Successful orthodontic treatment was achieved in this case, which may not have been possible without the use of temporary anchorage devices as a means of absolute anchorage. Furthermore, using these devices prevented the potential adverse effects of conventional orthodontics, such as loss of anchorage and incomplete correction of intra- and inter-arch alignment problems. A titanium mini-screw was used to overcome these problems. The maxillary canine is the most commonly involved tooth in ectopic eruptions and transpositions. Shapira and Kuftinec explained this high incidence by the canines having the longest period of development and the longest path of eruption [7]. According to Yilmaz HH, et al., the most commonly seen transposition occurs with the maxillary canine-lateral incisor rather than the maxillary canine-first premolar [8]. Temporary anchorage devices have significant advantages, but their placement is sensitive to the technique and carries some risks.

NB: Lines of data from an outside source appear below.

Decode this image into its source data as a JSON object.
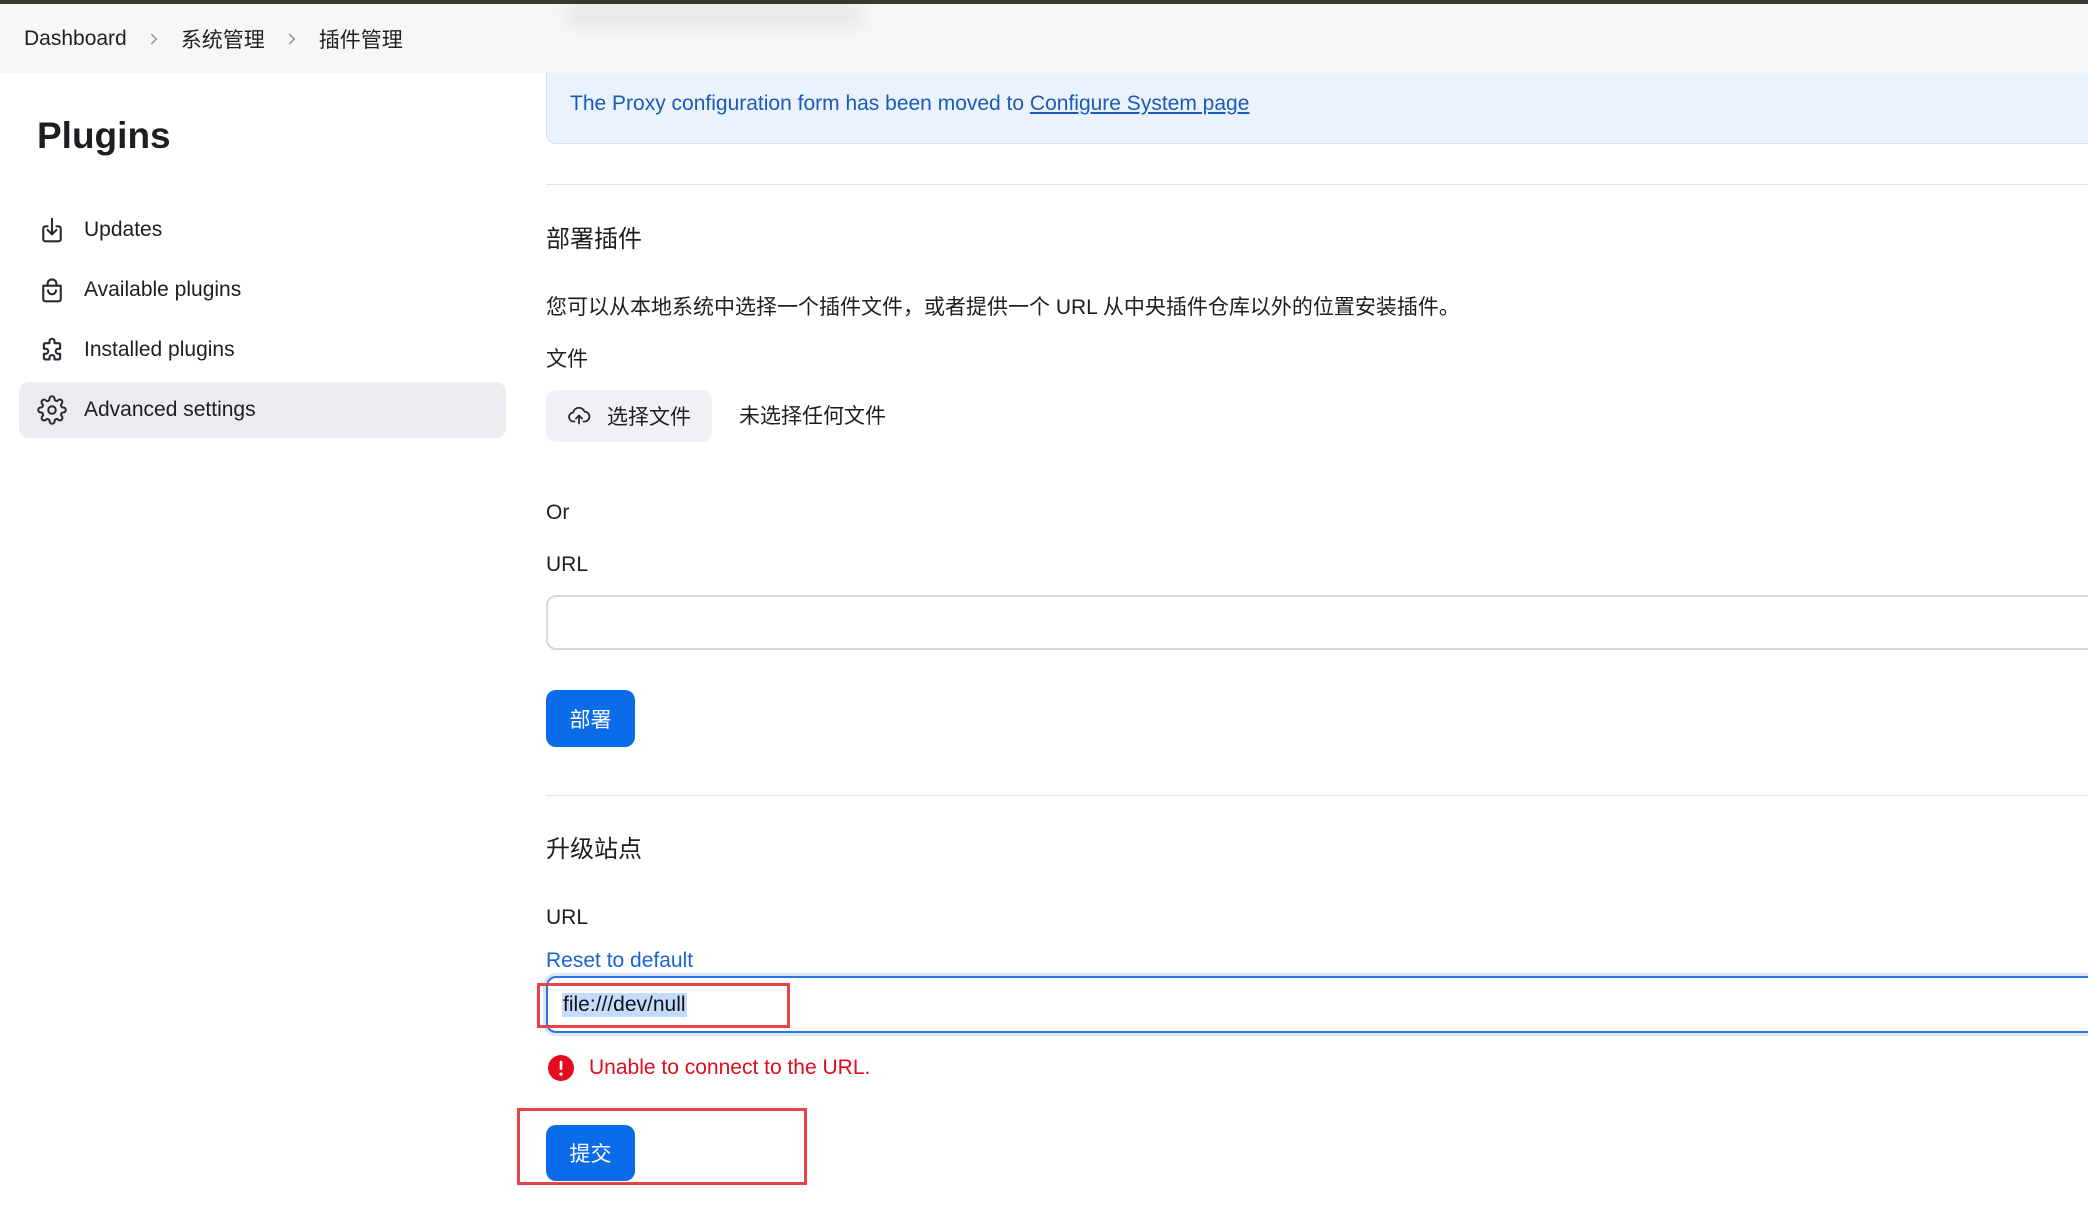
{
  "breadcrumb": {
    "items": [
      "Dashboard",
      "系统管理",
      "插件管理"
    ],
    "separator_icon": "chevron-right-icon"
  },
  "sidebar": {
    "title": "Plugins",
    "items": [
      {
        "label": "Updates",
        "icon": "download-icon"
      },
      {
        "label": "Available plugins",
        "icon": "shopping-bag-icon"
      },
      {
        "label": "Installed plugins",
        "icon": "puzzle-icon"
      },
      {
        "label": "Advanced settings",
        "icon": "gear-icon"
      }
    ]
  },
  "notice": {
    "text": "The Proxy configuration form has been moved to",
    "link": "Configure System page"
  },
  "deploy_plugin": {
    "heading": "部署插件",
    "description": "您可以从本地系统中选择一个插件文件，或者提供一个 URL 从中央插件仓库以外的位置安装插件。",
    "file_label": "文件",
    "file_button": "选择文件",
    "file_button_icon": "cloud-upload-icon",
    "file_status": "未选择任何文件",
    "or_label": "Or",
    "url_label": "URL",
    "url_value": "",
    "button": "部署"
  },
  "update_site": {
    "heading": "升级站点",
    "url_label": "URL",
    "reset_link": "Reset to default",
    "url_value": "file:///dev/null",
    "error_icon": "alert-circle-icon",
    "error": "Unable to connect to the URL.",
    "button": "提交"
  },
  "colors": {
    "primary": "#0b6ce9",
    "error": "#e30b1c",
    "link": "#1765d1",
    "annotation": "#e8434b",
    "text": "#1d1e22"
  }
}
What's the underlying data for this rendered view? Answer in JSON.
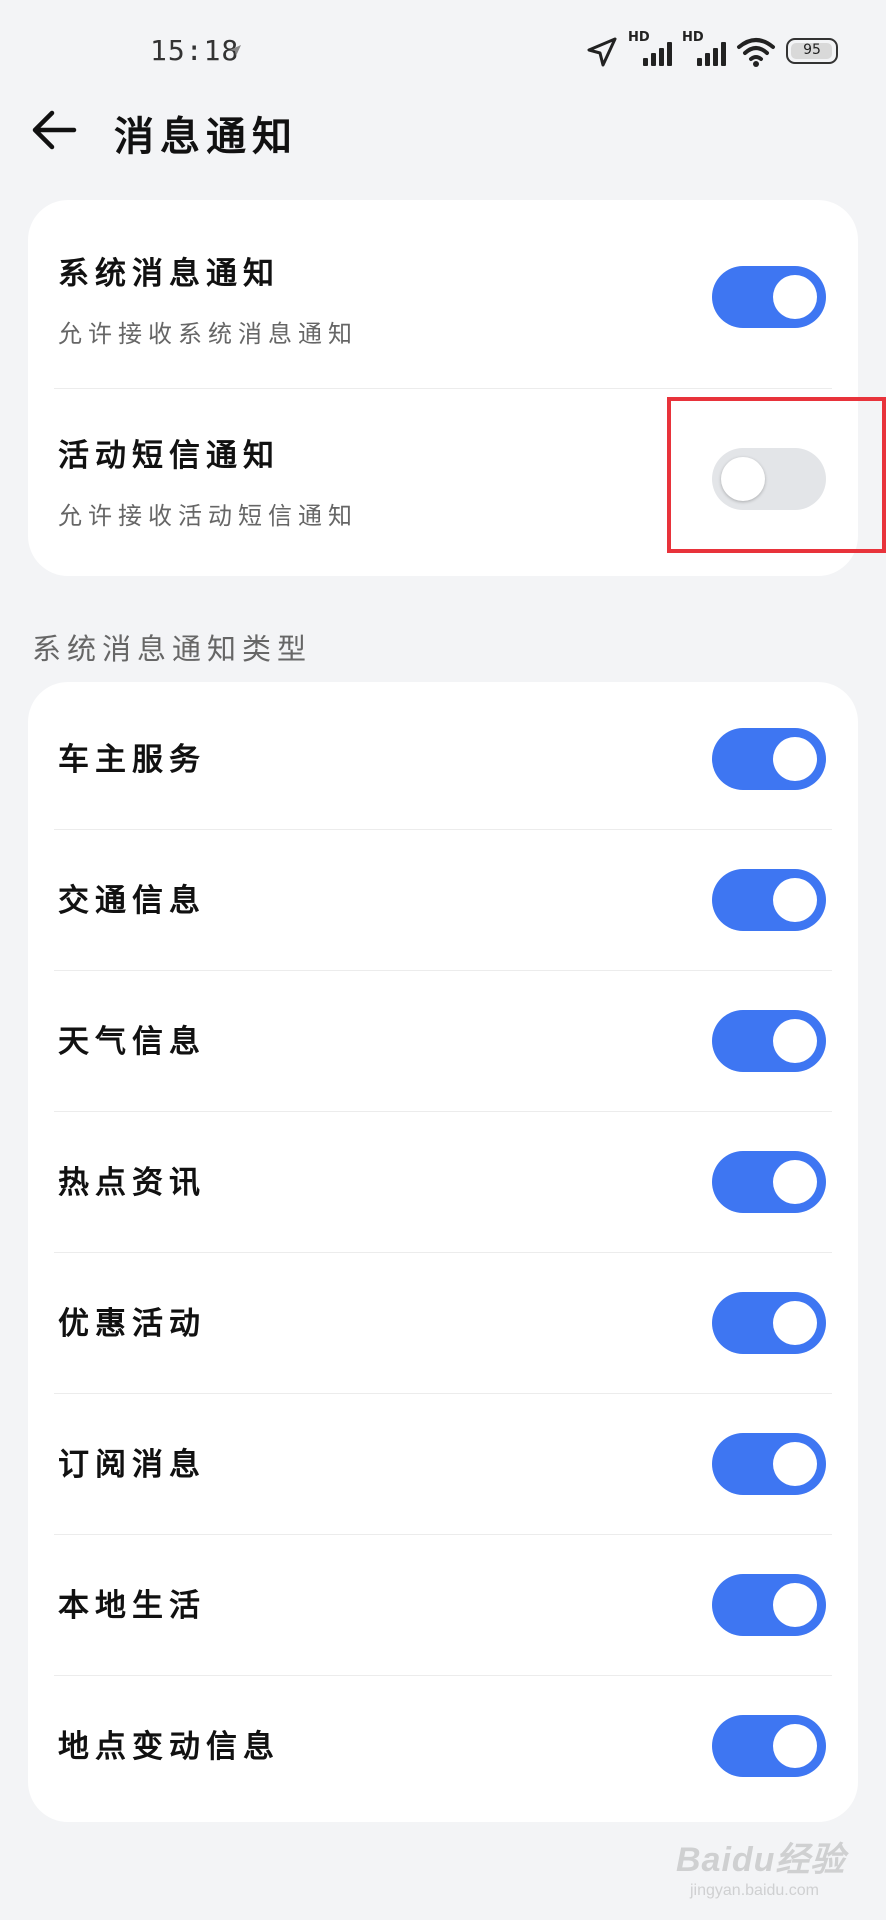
{
  "status_bar": {
    "time": "15:18",
    "hd_label": "HD",
    "battery": "95"
  },
  "header": {
    "title": "消息通知"
  },
  "top_settings": [
    {
      "title": "系统消息通知",
      "subtitle": "允许接收系统消息通知",
      "enabled": true
    },
    {
      "title": "活动短信通知",
      "subtitle": "允许接收活动短信通知",
      "enabled": false
    }
  ],
  "section_label": "系统消息通知类型",
  "notification_types": [
    {
      "label": "车主服务",
      "enabled": true
    },
    {
      "label": "交通信息",
      "enabled": true
    },
    {
      "label": "天气信息",
      "enabled": true
    },
    {
      "label": "热点资讯",
      "enabled": true
    },
    {
      "label": "优惠活动",
      "enabled": true
    },
    {
      "label": "订阅消息",
      "enabled": true
    },
    {
      "label": "本地生活",
      "enabled": true
    },
    {
      "label": "地点变动信息",
      "enabled": true
    }
  ],
  "watermark": {
    "brand": "Baidu经验",
    "url": "jingyan.baidu.com"
  },
  "colors": {
    "accent": "#3e76f2",
    "toggle_off": "#e3e5e8",
    "highlight": "#e8333b",
    "background": "#f3f4f6"
  },
  "icons": [
    "location-arrow-icon",
    "signal-icon",
    "wifi-icon",
    "battery-icon",
    "back-arrow-icon"
  ]
}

Potential complications include root injuries, loss of tooth vitality, osteosclerosis, and dentoalveolar ankylosis [9,10]. Furthermore, there is a chance that the nerve will be injured during placement in the maxillary palatal slope, where the greater palatine foramen is located [11,12].


Mini-screw anchorage has various advantages over conventional mechanics. The treatment is simple and comfortable for both the patient and orthodontist, and there is no need for additional laboratory work. Furthermore, there is no loss of anchorage, so the entire treatment time can be shortened.


  1. Portela MB, Sanchez AL, Gleiser R (2003) Bilateral distal ectopic eruption of the permanent mandibular central incisors: A case report. Quintessence Int 34: 131-134. [Ref.]
  2. Gugnani N, Pandit IK, Gupta M, Gugnani S, Vishnoi A, et al. (2017) Ectopic eruption of maxillary central incisor through abnormally thickened labial frenum: An unusual presentation. J Indian Soc Pedod Prev Dent 35: 94-97. [Ref.]
  3. Costa A, Raffaini M, Melsen B (1998) Mini-screws as orthodontic anchorage: a preliminary report. Int J Adult Orthodon Orthognath Surg 13: 201-209. [Ref.]
  4. Kuroda S, Katayama A, Takano-Yamamoto T (2004) Severe 51 anterior open-bite case treated using titanium screw anchorage. Angle Orthod. 74: 558-567. [Ref.]
  5. Kuroda S, Sugawara Y, Deguchi T, Kyung HM, Takano-Yamamoto T (2007) Clinical use of mini-screw implant as orthodontic anchorage: success rate and postoperative discomfort. Am J Orthod Dentofacial Orthop 131: 9-15. [Ref.]
  6. Roberts WE, Nelson CL, Goodacre CJ (1994) Rigid implant anchorage to close a mandibular first molar extraction site. J Clin Orthod 28: 693-704. [Ref.]
  7. Shapira Y, Kuftinec MM (1989) Tooth transposition-A review of the literature and treatment considerations. Angle Orthod 59: 271-276. [Ref.]
  8. Yilmaz HH, Türkkahraman H, Sayin MÖ (2005) Prevalence of tooth transpositions and associated dental anomalies in a Turkish population. Dentomaxillofac Radiol 34: 32-35. [Ref.]
  9. Asscherickx K, Vannet BV, Wehrbein H, Sabzevar MM (2005) Root repair after injury from mini-screw. Clin Oral Implants Res 16: 575- 578. [Ref.]
  10. Mine K, Kanno Z, Muramoto T, Soma K (2005) Occlusal forces promote periodontal healing of transplanted teeth and prevent dentoalveolar ankylosis: an experimental study in rats. Angle Orthod 75: 637-644. [Ref.]
  11. Sujatha N, Manjunath KY, Balasubramanyam V (2005) Variations of the location of the greater palatine foramina in dry human skulls. Indian J Dent Res 16: 99-102. [Ref.]
  12. Wang TM, Kuo KJ, Shih C, Ho LL, Liu JC (1988) Assessment of the relative locations of the greater palatine foramen in adult Chinese skulls. Acta Anat (Basel) 132: 182-186. [Ref.]

Download Provisional PDF Here


Article Information

Article Type: CASE REPORT

Citation: Alhaizaey A, AlMousa A (2021) Management of Ectopically Erupted Maxillary Canine by Segmented T-Loop and Orthodontic Miniscrew: A Case Report. Int J Dent Oral Health 7(2):

Copyright: © 2021 Alhaizaey A, et al. This is an open-access article distributed under the terms of the Creative Commons Attribution License, which permits unrestricted use, distribution, and reproduction in any medium, provided the original author and source are credited.

Publication history: 

  • Received date: 21 Dec, 2020

  • Accepted date: 11 Jan, 2021

  • Published date: 15 Jan, 2021